The Pentagon Papers

More than forty documents detailing United States involvement in the East, with the emphasis on Indochina, starting during the Second World War and finishing around May, 1968. Students who would like to know how and why the US was (and is) so concerned about countries a long way away should study them; if they can. Continue reading

The Khmer Rouge (and Pol Pot)

A great deal more is known about the Khmer Rouge than about Cambodia’s Pol Pot. To most history-subjected magazines Pol Pot was just another of those dictators who bumped off a few million of his own countrymen, and would probably have liked the opportunity to do the same to many more millions who were not his countrymen. But first we look at the unattractively-named Khmer Rouge: Continue reading

Appeasement

A bit of a dirty word since 1938 but it shouldn’t be. There is enough appeasement going on now over the disgusting situation in Syria to fill the Golden Bowl with appeasers eager to keep Assad Junior happy. It is all rather puzzling. With one Bush, America went with its cautious allies to war against Iraq because Saddam invaded Kuwait. Firepower won, of course, but Saddam’s government remained! Then Bush Jr. went to war with Iraq with equally cautious allies, beat him up, and permitted the locals to lynch Saddam in a particularly horrible way. Now in Syria the Assad boy kills hundreds of fellow citizens every day, even using poison gas to do it, and the world’s committees sit expensively around asking themselves what to do. Continue reading

Coup de Shanghai

/ historyplanet.wordpress.com

/ historyplanet.wordpress.com

In 1927, Jiang Jieshi a.k.a. Chiang Kai-shek (q.v.) tried very hard to eliminate the Chinese Communist Party, which we will call the CCP. This is hard to understand because in his expedition to unite China, he was an ally of the CCP in the United Front. The majority of his conservative supporters were frightened of communist influences in the Nationalist Party, and wanted to get rid of it. Continue reading

Who was Richard Sorge?

/ russianspectrum.com

/ russianspectrum.com

He was a German-born spy who served in the trenches during the Great War. Like many others who survived this hell on earth, he admired Communist efforts in Russia to change the world’s ideologies, and joined the Communist Party, for which he worked as an agent for the Comintern in Shanghai. His cover job was as editor at a German news agency. Continue reading

The ‘Meiji’ Restoration & the Satsuna Rebellion

The young Emperor Mitsuhito / nndb.com

The young Emperor Mitsuhito / nndb.com
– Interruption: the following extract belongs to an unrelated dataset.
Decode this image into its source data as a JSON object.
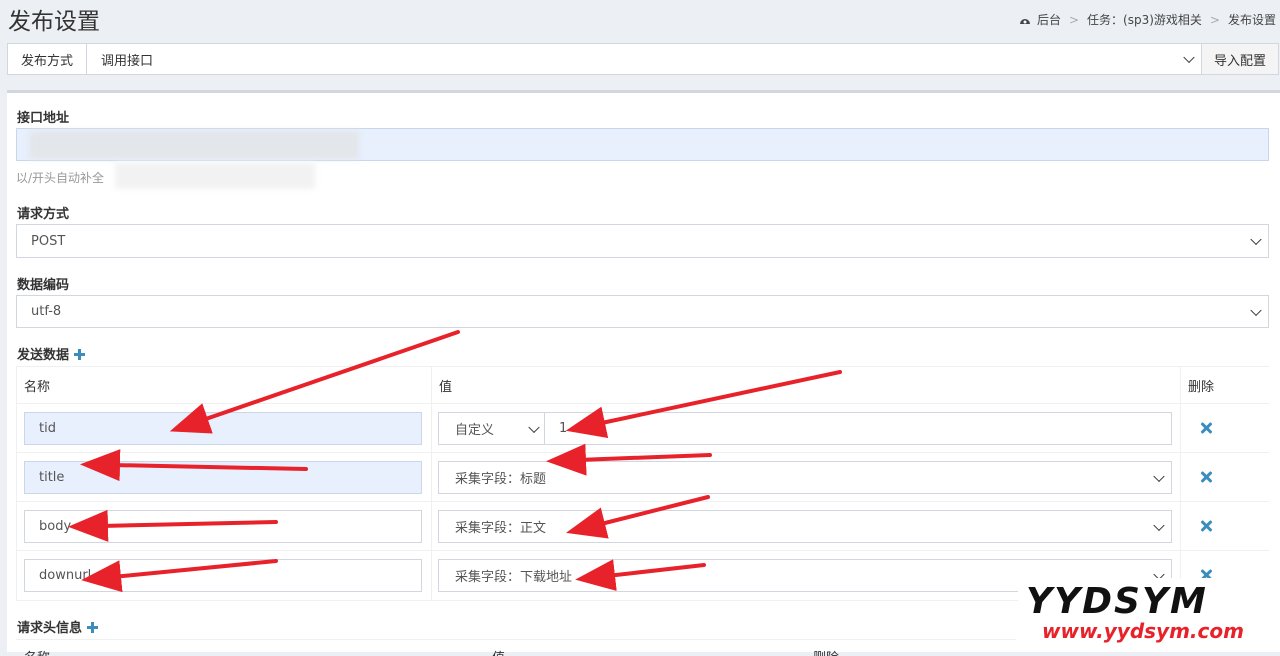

Meiji means enlightened rule, and this was shown throughout the reign of the Japanese Emperor Mitsuhito, ruling from 1868 to 1912. After the fall of the Tokugawa Shogunate, a powerful group of Samurai decided (in January 1868) that the shogunate (‘federal’ rule by warlords) must be abolished as old-fashioned and unprogressive, and that power must be returned to the Emperor. Continue reading